» DATA:
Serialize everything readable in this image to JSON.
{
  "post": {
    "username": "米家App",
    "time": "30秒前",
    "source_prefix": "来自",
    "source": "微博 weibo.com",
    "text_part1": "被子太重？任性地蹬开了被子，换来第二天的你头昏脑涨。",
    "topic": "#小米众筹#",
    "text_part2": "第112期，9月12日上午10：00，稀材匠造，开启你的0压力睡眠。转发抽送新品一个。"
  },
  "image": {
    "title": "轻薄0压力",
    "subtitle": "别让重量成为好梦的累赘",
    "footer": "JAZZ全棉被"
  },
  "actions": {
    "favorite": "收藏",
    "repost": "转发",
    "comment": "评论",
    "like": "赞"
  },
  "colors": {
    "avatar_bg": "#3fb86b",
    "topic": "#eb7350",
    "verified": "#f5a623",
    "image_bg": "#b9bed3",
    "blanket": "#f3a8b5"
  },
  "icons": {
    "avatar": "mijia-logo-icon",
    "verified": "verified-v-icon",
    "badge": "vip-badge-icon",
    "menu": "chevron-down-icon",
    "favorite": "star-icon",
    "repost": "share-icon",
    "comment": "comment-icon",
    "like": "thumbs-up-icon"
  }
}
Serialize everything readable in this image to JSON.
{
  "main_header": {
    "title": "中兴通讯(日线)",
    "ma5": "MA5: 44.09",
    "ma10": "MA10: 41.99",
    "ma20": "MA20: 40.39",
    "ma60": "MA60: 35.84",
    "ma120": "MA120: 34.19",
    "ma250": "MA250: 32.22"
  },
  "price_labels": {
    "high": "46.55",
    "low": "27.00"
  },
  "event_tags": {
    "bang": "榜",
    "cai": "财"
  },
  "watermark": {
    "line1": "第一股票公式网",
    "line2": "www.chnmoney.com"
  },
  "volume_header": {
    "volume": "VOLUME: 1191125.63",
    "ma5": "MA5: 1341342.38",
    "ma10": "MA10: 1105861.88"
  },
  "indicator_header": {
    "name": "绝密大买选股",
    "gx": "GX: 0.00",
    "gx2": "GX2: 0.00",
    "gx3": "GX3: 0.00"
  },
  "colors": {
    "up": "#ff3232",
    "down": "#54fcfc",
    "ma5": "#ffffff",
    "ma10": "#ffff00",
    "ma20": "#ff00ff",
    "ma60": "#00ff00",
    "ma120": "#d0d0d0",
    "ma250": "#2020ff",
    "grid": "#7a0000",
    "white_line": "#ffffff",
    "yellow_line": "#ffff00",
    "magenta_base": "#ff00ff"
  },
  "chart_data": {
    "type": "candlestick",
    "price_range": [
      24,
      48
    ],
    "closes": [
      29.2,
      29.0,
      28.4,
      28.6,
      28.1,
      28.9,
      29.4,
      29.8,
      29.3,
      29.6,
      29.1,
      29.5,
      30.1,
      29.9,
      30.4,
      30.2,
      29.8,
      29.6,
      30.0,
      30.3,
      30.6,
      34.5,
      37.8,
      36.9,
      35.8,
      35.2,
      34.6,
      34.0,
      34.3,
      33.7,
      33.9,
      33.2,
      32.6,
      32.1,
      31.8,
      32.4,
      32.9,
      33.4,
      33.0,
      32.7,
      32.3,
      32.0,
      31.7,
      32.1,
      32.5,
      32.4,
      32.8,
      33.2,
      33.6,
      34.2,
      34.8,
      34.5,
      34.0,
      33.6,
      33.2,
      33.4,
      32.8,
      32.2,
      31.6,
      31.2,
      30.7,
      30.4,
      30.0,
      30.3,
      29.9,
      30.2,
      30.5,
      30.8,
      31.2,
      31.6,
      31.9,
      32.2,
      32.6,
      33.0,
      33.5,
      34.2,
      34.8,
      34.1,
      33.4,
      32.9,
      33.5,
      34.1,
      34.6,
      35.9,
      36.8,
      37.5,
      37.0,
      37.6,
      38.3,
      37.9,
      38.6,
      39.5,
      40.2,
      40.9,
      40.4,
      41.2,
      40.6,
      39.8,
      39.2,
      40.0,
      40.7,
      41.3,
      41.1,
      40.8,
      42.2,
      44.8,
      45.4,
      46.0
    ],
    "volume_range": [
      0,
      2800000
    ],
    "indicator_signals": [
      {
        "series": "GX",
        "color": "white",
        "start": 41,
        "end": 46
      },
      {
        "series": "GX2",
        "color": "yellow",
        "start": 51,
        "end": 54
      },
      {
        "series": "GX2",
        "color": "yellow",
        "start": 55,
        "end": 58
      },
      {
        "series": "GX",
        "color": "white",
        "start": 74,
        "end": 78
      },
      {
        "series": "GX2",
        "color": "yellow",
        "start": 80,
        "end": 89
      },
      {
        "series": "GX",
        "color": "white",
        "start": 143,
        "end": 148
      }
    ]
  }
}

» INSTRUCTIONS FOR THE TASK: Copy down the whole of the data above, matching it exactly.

» RESULT FOR THIS TASK:
Serialize everything readable in this image to JSON.
{
  "post": {
    "username": "米家App",
    "time": "30秒前",
    "source_prefix": "来自",
    "source": "微博 weibo.com",
    "text_part1": "被子太重？任性地蹬开了被子，换来第二天的你头昏脑涨。",
    "topic": "#小米众筹#",
    "text_part2": "第112期，9月12日上午10：00，稀材匠造，开启你的0压力睡眠。转发抽送新品一个。"
  },
  "image": {
    "title": "轻薄0压力",
    "subtitle": "别让重量成为好梦的累赘",
    "footer": "JAZZ全棉被"
  },
  "actions": {
    "favorite": "收藏",
    "repost": "转发",
    "comment": "评论",
    "like": "赞"
  },
  "colors": {
    "avatar_bg": "#3fb86b",
    "topic": "#eb7350",
    "verified": "#f5a623",
    "image_bg": "#b9bed3",
    "blanket": "#f3a8b5"
  },
  "icons": {
    "avatar": "mijia-logo-icon",
    "verified": "verified-v-icon",
    "badge": "vip-badge-icon",
    "menu": "chevron-down-icon",
    "favorite": "star-icon",
    "repost": "share-icon",
    "comment": "comment-icon",
    "like": "thumbs-up-icon"
  }
}
Serialize everything readable in this image to JSON.
{
  "main_header": {
    "title": "中兴通讯(日线)",
    "ma5": "MA5: 44.09",
    "ma10": "MA10: 41.99",
    "ma20": "MA20: 40.39",
    "ma60": "MA60: 35.84",
    "ma120": "MA120: 34.19",
    "ma250": "MA250: 32.22"
  },
  "price_labels": {
    "high": "46.55",
    "low": "27.00"
  },
  "event_tags": {
    "bang": "榜",
    "cai": "财"
  },
  "watermark": {
    "line1": "第一股票公式网",
    "line2": "www.chnmoney.com"
  },
  "volume_header": {
    "volume": "VOLUME: 1191125.63",
    "ma5": "MA5: 1341342.38",
    "ma10": "MA10: 1105861.88"
  },
  "indicator_header": {
    "name": "绝密大买选股",
    "gx": "GX: 0.00",
    "gx2": "GX2: 0.00",
    "gx3": "GX3: 0.00"
  },
  "colors": {
    "up": "#ff3232",
    "down": "#54fcfc",
    "ma5": "#ffffff",
    "ma10": "#ffff00",
    "ma20": "#ff00ff",
    "ma60": "#00ff00",
    "ma120": "#d0d0d0",
    "ma250": "#2020ff",
    "grid": "#7a0000",
    "white_line": "#ffffff",
    "yellow_line": "#ffff00",
    "magenta_base": "#ff00ff"
  },
  "chart_data": {
    "type": "candlestick",
    "price_range": [
      24,
      48
    ],
    "closes": [
      29.2,
      29.0,
      28.4,
      28.6,
      28.1,
      28.9,
      29.4,
      29.8,
      29.3,
      29.6,
      29.1,
      29.5,
      30.1,
      29.9,
      30.4,
      30.2,
      29.8,
      29.6,
      30.0,
      30.3,
      30.6,
      34.5,
      37.8,
      36.9,
      35.8,
      35.2,
      34.6,
      34.0,
      34.3,
      33.7,
      33.9,
      33.2,
      32.6,
      32.1,
      31.8,
      32.4,
      32.9,
      33.4,
      33.0,
      32.7,
      32.3,
      32.0,
      31.7,
      32.1,
      32.5,
      32.4,
      32.8,
      33.2,
      33.6,
      34.2,
      34.8,
      34.5,
      34.0,
      33.6,
      33.2,
      33.4,
      32.8,
      32.2,
      31.6,
      31.2,
      30.7,
      30.4,
      30.0,
      30.3,
      29.9,
      30.2,
      30.5,
      30.8,
      31.2,
      31.6,
      31.9,
      32.2,
      32.6,
      33.0,
      33.5,
      34.2,
      34.8,
      34.1,
      33.4,
      32.9,
      33.5,
      34.1,
      34.6,
      35.9,
      36.8,
      37.5,
      37.0,
      37.6,
      38.3,
      37.9,
      38.6,
      39.5,
      40.2,
      40.9,
      40.4,
      41.2,
      40.6,
      39.8,
      39.2,
      40.0,
      40.7,
      41.3,
      41.1,
      40.8,
      42.2,
      44.8,
      45.4,
      46.0
    ],
    "volume_range": [
      0,
      2800000
    ],
    "indicator_signals": [
      {
        "series": "GX",
        "color": "white",
        "start": 41,
        "end": 46
      },
      {
        "series": "GX2",
        "color": "yellow",
        "start": 51,
        "end": 54
      },
      {
        "series": "GX2",
        "color": "yellow",
        "start": 55,
        "end": 58
      },
      {
        "series": "GX",
        "color": "white",
        "start": 74,
        "end": 78
      },
      {
        "series": "GX2",
        "color": "yellow",
        "start": 80,
        "end": 89
      },
      {
        "series": "GX",
        "color": "white",
        "start": 143,
        "end": 148
      }
    ]
  }
}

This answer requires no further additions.